It might feel as if you’ve sent out a thousand resumes and applications, made it to the first stage of a hundred interviews. If you still don’t have a job despite all of the efforts you’ve put in, it’s only natural to be upset. The key is turning that frustration into something more productive and never giving up. After all, J.K. Rowling was turned down by 12 different publishers in presenting the first Harry Potter book, and Walt Disney was supposedly denied funding from around 300 different banks when he first tried to finance Mickey Mouse. Can you imagine what the world would look like today if these two greats hadn’t persevered after a few rejections? You, too, can power through - it just takes the right mindset.
Below, we’ve accumulated tips on how to put yourself in the right frame of mind to overcome job rejection.
One of the most important mental aspects behind job hunting is not pinning all of your hopes on one job. It’s easy to think “this job is absolutely perfect for me,” but if rejected, this type of thought can lead to depression. Instead of applying for the “perfect job,” try your best not to rank your applications until an answer is confirmed.
Hearing ‘no’ is always difficult. A simple way to make a ‘no’ more livable is by mentally turning it into something more positive. Rather than viewing a ‘no’ as a rejection, reframe it as putting you one step closer to a ‘yes.’ Keeping this Pollyanna mindset is sure to be challenging, but it certainly makes it easier to continue pushing forward on the job search.

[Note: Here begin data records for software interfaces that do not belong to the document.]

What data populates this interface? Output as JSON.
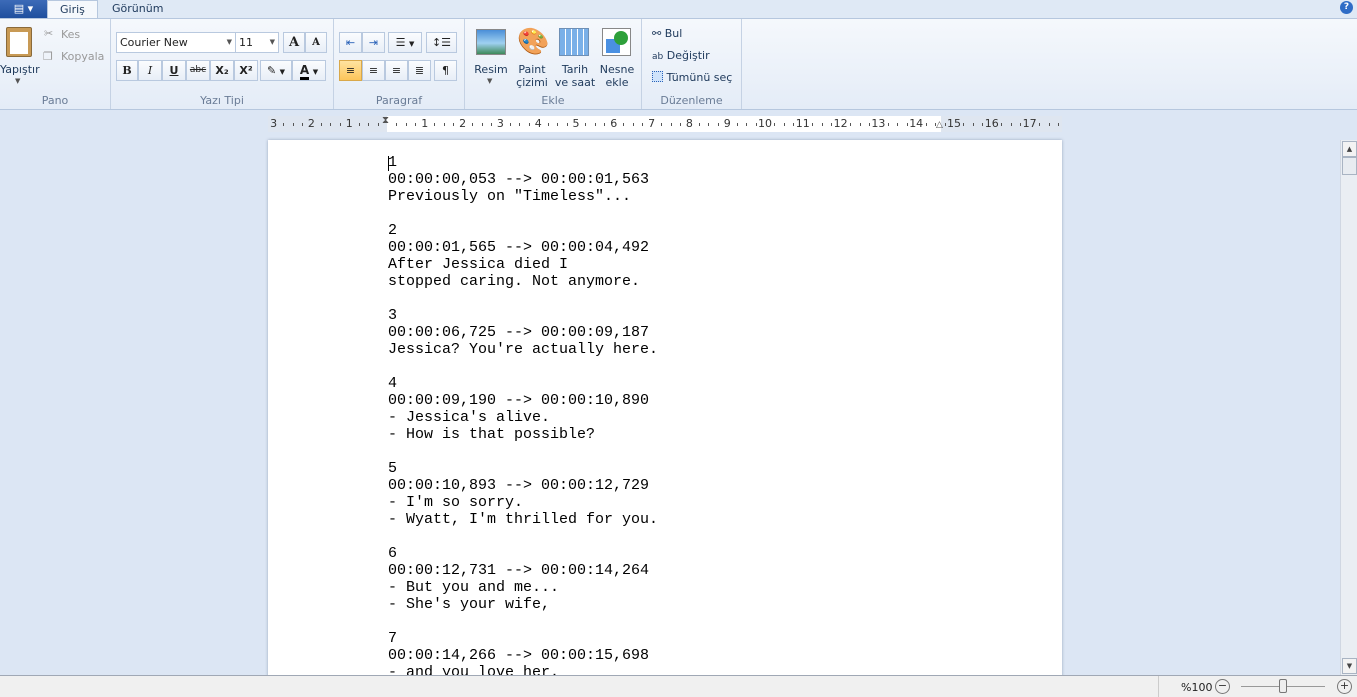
{
  "tabs": {
    "app_menu": "▤ ▾",
    "home": "Giriş",
    "view": "Görünüm",
    "help": "?"
  },
  "clipboard": {
    "paste": "Yapıştır",
    "cut": "Kes",
    "copy": "Kopyala",
    "group": "Pano"
  },
  "font": {
    "name": "Courier New",
    "size": "11",
    "grow": "A",
    "shrink": "A",
    "bold": "B",
    "italic": "I",
    "underline": "U",
    "strike": "abc",
    "sub": "X₂",
    "sup": "X²",
    "group": "Yazı Tipi"
  },
  "paragraph": {
    "group": "Paragraf"
  },
  "insert": {
    "picture": "Resim",
    "paint_line1": "Paint",
    "paint_line2": "çizimi",
    "date_line1": "Tarih",
    "date_line2": "ve saat",
    "object_line1": "Nesne",
    "object_line2": "ekle",
    "group": "Ekle"
  },
  "editing": {
    "find": "Bul",
    "replace": "Değiştir",
    "select_all": "Tümünü seç",
    "group": "Düzenleme"
  },
  "ruler": {
    "left_labels": [
      "3",
      "2",
      "1"
    ],
    "right_labels": [
      "1",
      "2",
      "3",
      "4",
      "5",
      "6",
      "7",
      "8",
      "9",
      "10",
      "11",
      "12",
      "13",
      "14",
      "15",
      "16",
      "17"
    ]
  },
  "document": {
    "lines": [
      "1",
      "00:00:00,053 --> 00:00:01,563",
      "Previously on \"Timeless\"...",
      "",
      "2",
      "00:00:01,565 --> 00:00:04,492",
      "After Jessica died I",
      "stopped caring. Not anymore.",
      "",
      "3",
      "00:00:06,725 --> 00:00:09,187",
      "Jessica? You're actually here.",
      "",
      "4",
      "00:00:09,190 --> 00:00:10,890",
      "- Jessica's alive.",
      "- How is that possible?",
      "",
      "5",
      "00:00:10,893 --> 00:00:12,729",
      "- I'm so sorry.",
      "- Wyatt, I'm thrilled for you.",
      "",
      "6",
      "00:00:12,731 --> 00:00:14,264",
      "- But you and me...",
      "- She's your wife,",
      "",
      "7",
      "00:00:14,266 --> 00:00:15,698",
      "- and you love her."
    ]
  },
  "status": {
    "zoom": "%100",
    "zoom_percent": 100
  }
}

Finally, in order to maintain a positive attitude, it’s critical to avoid blaming yourself for every ‘no.’ Just because you weren’t accepted for a job doesn’t make it your own fault; perhaps someone else was a better personality fit, the job was filled internally, or maybe the company cut back and ended up not filling the position at all. Because you are unlikely to discover the circumstances behind who (if anyone) received the position for which you applied, don’t berate yourself for things that are out of your control.
Although it’s important to not be upset with circumstances out of your control, it’s also important to recognize exactly what is within your control. If you receive a rejection after an interview that went well or an application that you felt was a particularly good fit, don’t be afraid to email the job coordinator asking for feedback. It’s perfectly acceptable to want to know what you can do better in future interviews - even if those interviews take place with an entirely separate company.

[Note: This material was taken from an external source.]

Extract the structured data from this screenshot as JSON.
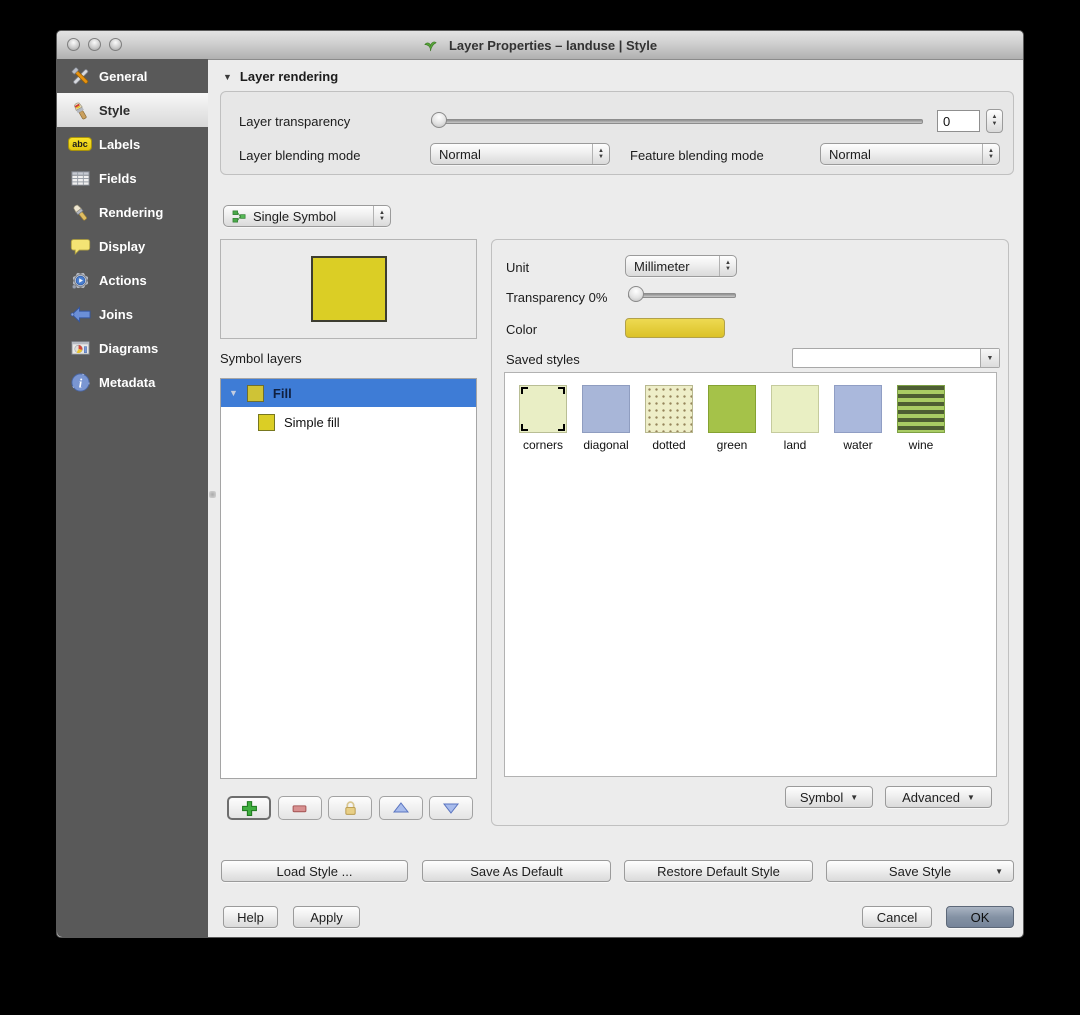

Steve, a Hiring Expert from Caterpillar, Inc. perfectly explains the best way to follow up with a contact: “I would first follow-up with an e-mail. This note should thank them for meeting with you and express that you found their guidance very helpful and are ready to progress forward with your job search. If after a couple of weeks they still do not respond, then follow up with a phone call. Again, the tone of the call should be grateful for any guidance or direction that they can provide.”1 Your interviewer might be busy enough that he or she doesn’t have time to respond to your email, but it doesn’t hurt to ask.
One thing you can control: how prepared you are for an interview. While you’ll feel silly, practicing answering potential interview questions on camera or in front of a mirror can be a great benefit to your job search. By doing so, you’ll not only gain practice developing a strong answer for routine questions, but you’ll also be able to view your posture and how your body moves as you speak. This will clue you in on anything that you might need to change.

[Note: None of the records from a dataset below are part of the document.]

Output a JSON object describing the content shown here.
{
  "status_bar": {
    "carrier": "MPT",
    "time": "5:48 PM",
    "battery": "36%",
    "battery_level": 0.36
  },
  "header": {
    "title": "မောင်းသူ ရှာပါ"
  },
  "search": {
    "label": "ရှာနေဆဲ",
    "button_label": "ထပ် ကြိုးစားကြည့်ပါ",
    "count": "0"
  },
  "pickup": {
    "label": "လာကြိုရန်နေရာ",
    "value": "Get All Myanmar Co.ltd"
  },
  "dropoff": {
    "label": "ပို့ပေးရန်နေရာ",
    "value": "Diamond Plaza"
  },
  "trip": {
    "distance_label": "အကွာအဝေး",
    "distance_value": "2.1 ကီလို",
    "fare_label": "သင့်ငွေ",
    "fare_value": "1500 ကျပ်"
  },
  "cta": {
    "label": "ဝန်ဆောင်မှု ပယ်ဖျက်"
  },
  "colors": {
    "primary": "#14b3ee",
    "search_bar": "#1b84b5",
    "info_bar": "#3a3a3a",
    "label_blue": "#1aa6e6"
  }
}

If the job search begins to seem overwhelming, it might be time to take a breather. Stepping away from a problem almost always helps put it in perspective and makes it easier to find a solution. One note of caution: it’s crucial to not postpone the search for more than a few days - otherwise it’s all too easy to lose momentum.
Remember: when a door closes, somewhere else a window opens. Maintain a positive attitude and keep searching for your window. You will #getthatjob, it’s just a matter of time. And when you do, it’ll feel that much sweeter.